I eventually made my way to Wild Detectives for a restroom to wipe away the travel grime and order a coffee. Only I began conversing with Jose, the barista/bar tender and we shared local brews (his was half size since he was working). A transplant from Peru with a degree in philosophy and a local teacher-girlfriend, he imparted his local tourism knowledge, pushing the Kimball Art Museum in Ft. Worth. “You walk in and see the Old Masters and Picasso. No on believes Texas has that kind of culture, like New York.” Apparently, there’s an entire cultural corridor in Ft. Worth, more of Old Texas with this exception, Jose said. Another customer, visiting from Brazil, overheard and highly recommended not only the Kimball (designed by Louis Kahn), but the Amon Carter Museum designed by Philip Johnson and American Art and the Modern Art Museum of Ft. Worth, designed by Japanese architect Tadao Ando. He delighted in their exteriors as well as their collections and seemed to be an architecture geek.
I still had time to kill before my rental was ready, so walked to a more authentically Hispanic, less gentrified, section of the area, as recommended by Jose. So many glamorous dresses filled little shops, tucked beside mini mercados stuffed with piñatas and auto-insurance and medicare/caid-assistance businesses. I stopped in a consignment shop because I always like to see what the local treasures are, and met a young woman from Guatamala, a preschool teacher with a very sick seven-year-old. A bright red, wingback rocker tempted me, except that I couldn’t imagine the hefty baggage fee Frontier would charge. I was mesmerized by Levine’s, an old-school department store, offering rack after rack of school and work uniforms and every sort of Levi style ever conceived. There was a platoon of navy blazers embroidered with school names. I asked the clerk if there were a lot of private schools. Charters, he corrected me. I ended my visit at Fiesta, the local, large grocery, perusing the exotic fishes, meat parts, stacks of tortillas and cactus leaves. I opted for store-made ceviche, guacamole, Amarillo tortillas, a small wedge of queso cotija, a six-pack of Estrella Jalisco, a handful of 10-cent limes and piece of flan.
I am so happy to learn more about my friend, Amy, a Texan for a long time, on her turf. I only see her when she returns to Cincinnati. Our parents became friends in college and lived in Chicago as young adults raising young families. They followed us to Cincinnati shortly after we were transplanted. We’re more family than friends.

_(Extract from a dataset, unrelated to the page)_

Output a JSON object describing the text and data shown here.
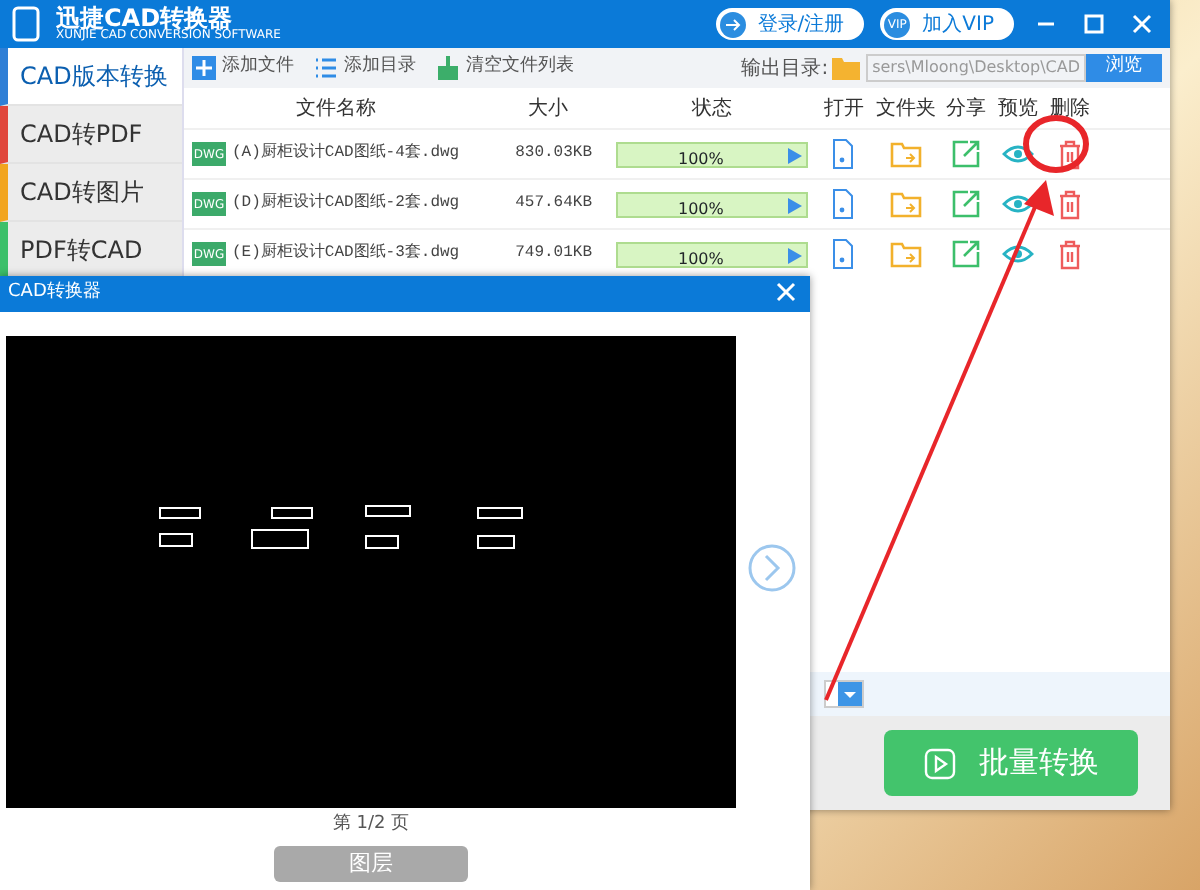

Because of life circumstance, I am the only one from my family available to make this trip. Amy and Stephen recently flew home to visit my sister and husband as he struggled with illness. That’s family and long-term friendship.